Ebukam’s sack total has gone from 2 to 3 to 4.5 in three seasons, but his greatest playing time came in 2018. He was in on 69% of the snaps but only had three sacks. Then last year Ebukam got in on 51% of the snaps and saw his sack total go up. If he participates in 70% again, could he get up to seven or eight sacks? He’d enter free agency at 26 and definitely as one of the more intriguing names for edge rushers. If not, he’ll get an opportunity somewhere, but maybe not with the Rams.
Would you look at that: I get to cheat on my own article. I’ll name three names that need to prove it for one job: Sam Sloman, Austin MacGinnis, and Lirim Hajrullahu.

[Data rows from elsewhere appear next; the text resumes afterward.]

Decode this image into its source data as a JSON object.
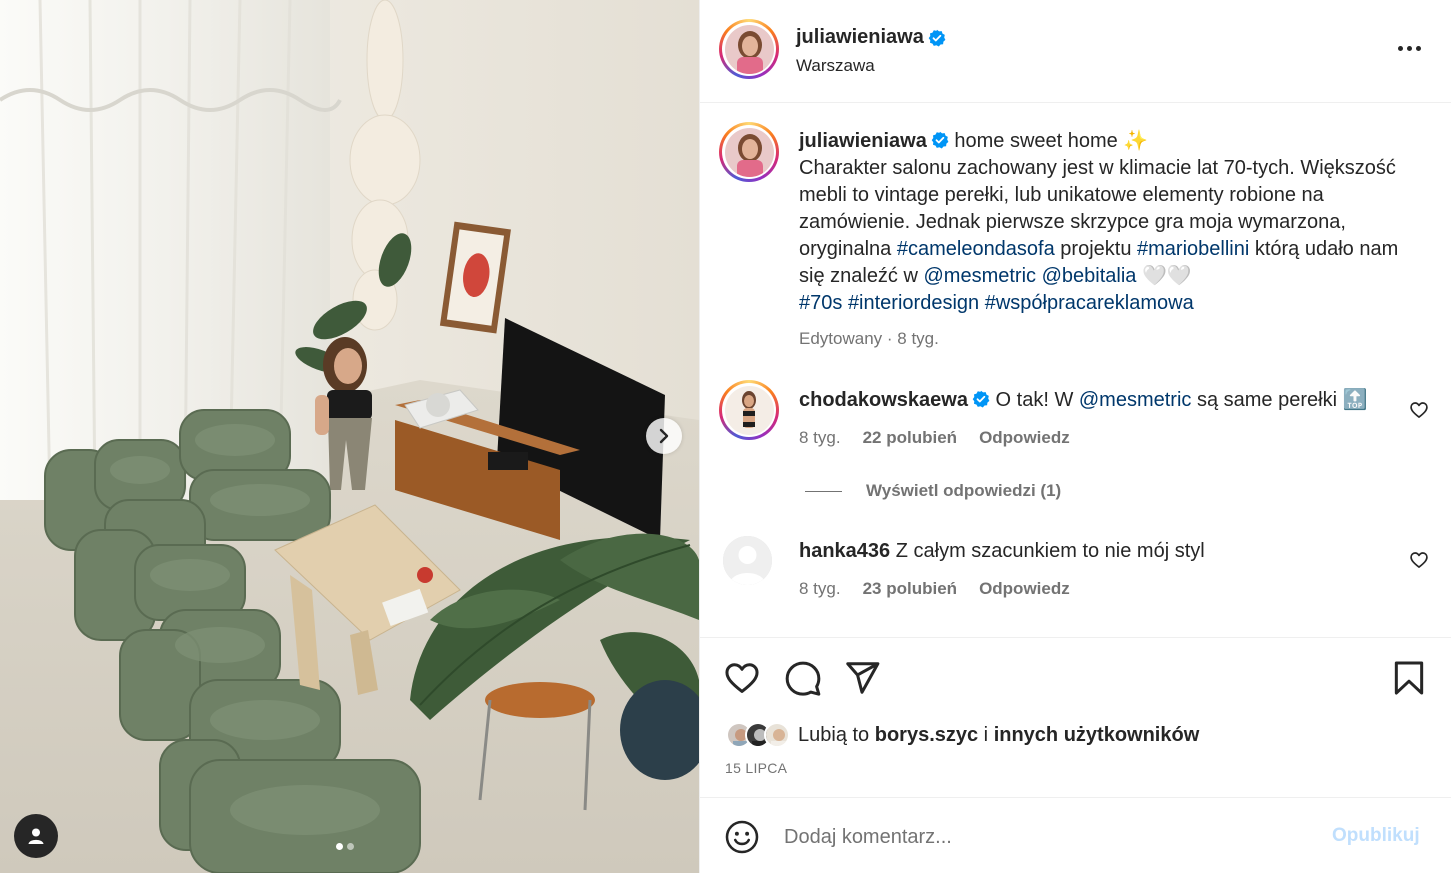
{
  "post": {
    "author": "juliawieniawa",
    "location": "Warszawa",
    "verified": true
  },
  "caption": {
    "username": "juliawieniawa",
    "text_1": "home sweet home ✨",
    "text_2": "Charakter salonu zachowany jest w klimacie lat 70-tych. Większość mebli to vintage perełki, lub unikatowe elementy robione na zamówienie. Jednak pierwsze skrzypce gra moja wymarzona, oryginalna ",
    "tag_1": "#cameleondasofa",
    "text_3": " projektu ",
    "tag_2": "#mariobellini",
    "text_4": " którą udało nam się znaleźć w ",
    "tag_3": "@mesmetric",
    "text_5": " ",
    "tag_4": "@bebitalia",
    "text_6": " 🤍🤍",
    "tag_5": "#70s",
    "tag_6": "#interiordesign",
    "tag_7": "#współpracareklamowa",
    "meta": "Edytowany · 8 tyg."
  },
  "comments": [
    {
      "username": "chodakowskaewa",
      "verified": true,
      "text_pre": "O tak! W ",
      "mention": "@mesmetric",
      "text_post": " są same perełki 🔝",
      "time": "8 tyg.",
      "likes": "22 polubień",
      "reply": "Odpowiedz",
      "view_replies": "Wyświetl odpowiedzi (1)"
    },
    {
      "username": "hanka436",
      "text": "Z całym szacunkiem to nie mój styl",
      "time": "8 tyg.",
      "likes": "23 polubień",
      "reply": "Odpowiedz"
    }
  ],
  "likes": {
    "prefix": "Lubią to ",
    "user": "borys.szyc",
    "middle": " i ",
    "others": "innych użytkowników"
  },
  "date": "15 LIPCA",
  "add_comment": {
    "placeholder": "Dodaj komentarz...",
    "publish": "Opublikuj"
  },
  "carousel": {
    "total": 2,
    "current": 1
  },
  "colors": {
    "link": "#00376b",
    "muted": "#737373",
    "verified": "#0095f6",
    "publish_disabled": "#c0dffd"
  }
}
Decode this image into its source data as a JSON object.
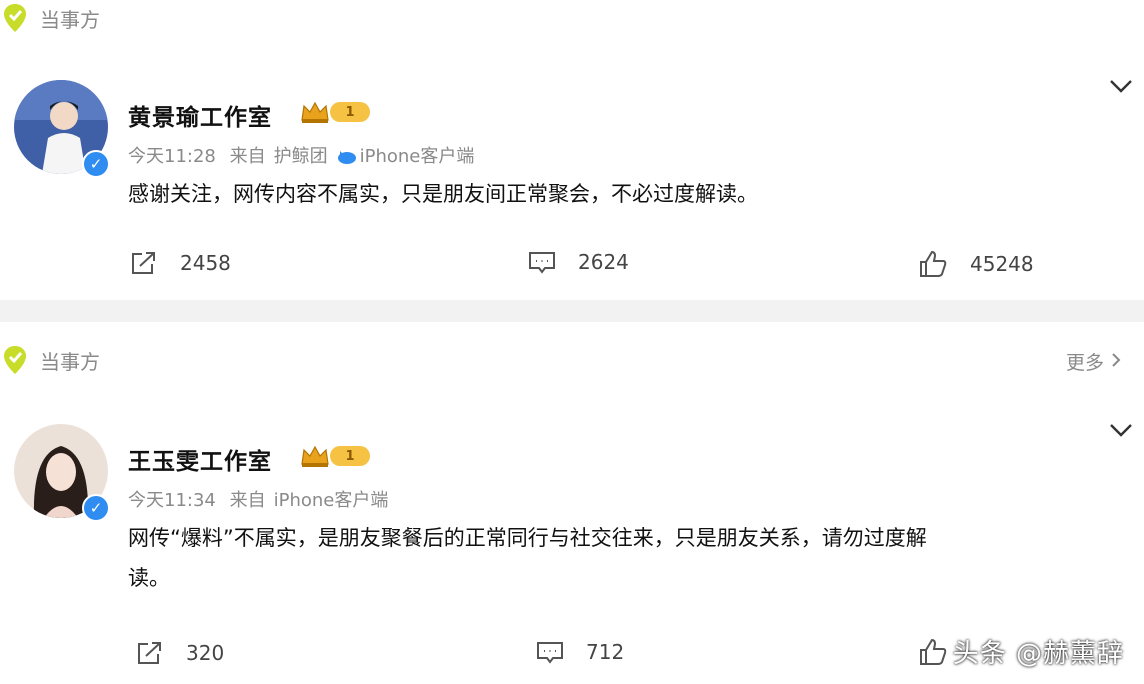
{
  "posts": [
    {
      "source_label": "当事方",
      "more_label": "",
      "name": "黄景瑜工作室",
      "level": "1",
      "time": "今天11:28",
      "from_label": "来自",
      "client_prefix": "护鲸团",
      "client": "iPhone客户端",
      "text": "感谢关注，网传内容不属实，只是朋友间正常聚会，不必过度解读。",
      "reposts": "2458",
      "comments": "2624",
      "likes": "45248"
    },
    {
      "source_label": "当事方",
      "more_label": "更多",
      "name": "王玉雯工作室",
      "level": "1",
      "time": "今天11:34",
      "from_label": "来自",
      "client_prefix": "",
      "client": "iPhone客户端",
      "text_line1": "网传“爆料”不属实，是朋友聚餐后的正常同行与社交往来，只是朋友关系，请勿过度解",
      "text_line2": "读。",
      "reposts": "320",
      "comments": "712",
      "likes": ""
    }
  ],
  "watermark": "头条 @赫薰辞",
  "colors": {
    "accent_blue": "#2f8cf0",
    "pin_green": "#c8dc2a",
    "level_gold": "#f6c244",
    "muted": "#8a8a8a"
  }
}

While Greg Zuerlein easily got “the boot” from many fans — as kickers tend to get when they hit the unavoidable part of their careers where they struggle, which is often associated with the simple fact that the whole job itself is luck influenced in ways that can make a random series of kicks look like a dangerous or optimistic trend when the reality is just bad luck — there’s no way that I would bet on any of these three kickers to do better than him.
That doesn’t mean that they won’t, it just means that I would bet on Zuerlein. And that doesn’t mean that the Rams should have re-signed him, because I didn’t say I’d bet $4 million on that. It just means that Zeurlein has been a really good kicker and really good kickers tend to rebound.
One example is Stephen Hauschka, who went 29-of-31 and 6-of-6 from 50+ in 2015 for the Seattle Seahawks. Then in 2016, Hauschka went 33-of-37 but missed six extra points and two very short field goal tries so the Seahawks moved on. The next year with the Buffalo Bills, Hauschka went 7-of-9 from beyond 50 and made all 29 extra point attempts. That season, Seattle kicker Blair Walsh went 21-of-29 overall and 15-of-23 beyond 29 yards and the Seahawks arguably would have been a playoff team with a slightly better result from the kicker.
As of now, the Rams are solving the Zuerlein problem with maybe their only option: three kickers who have no NFL experience but also cost nothing. They can’t afford to sign a player who might have perceived value, like Zeurlein or the still-available Stephen Gostkowski, so they’re letting a camp competition play out. That’s fine, those kickers can also turn out to be Pro Bowlers because frankly most kickers start out as “no names” like these ones. But camp, preseason, season, it’s all a time to have a prove it season for one of them.
You most likely may not get a second chance until you prove worthy of one.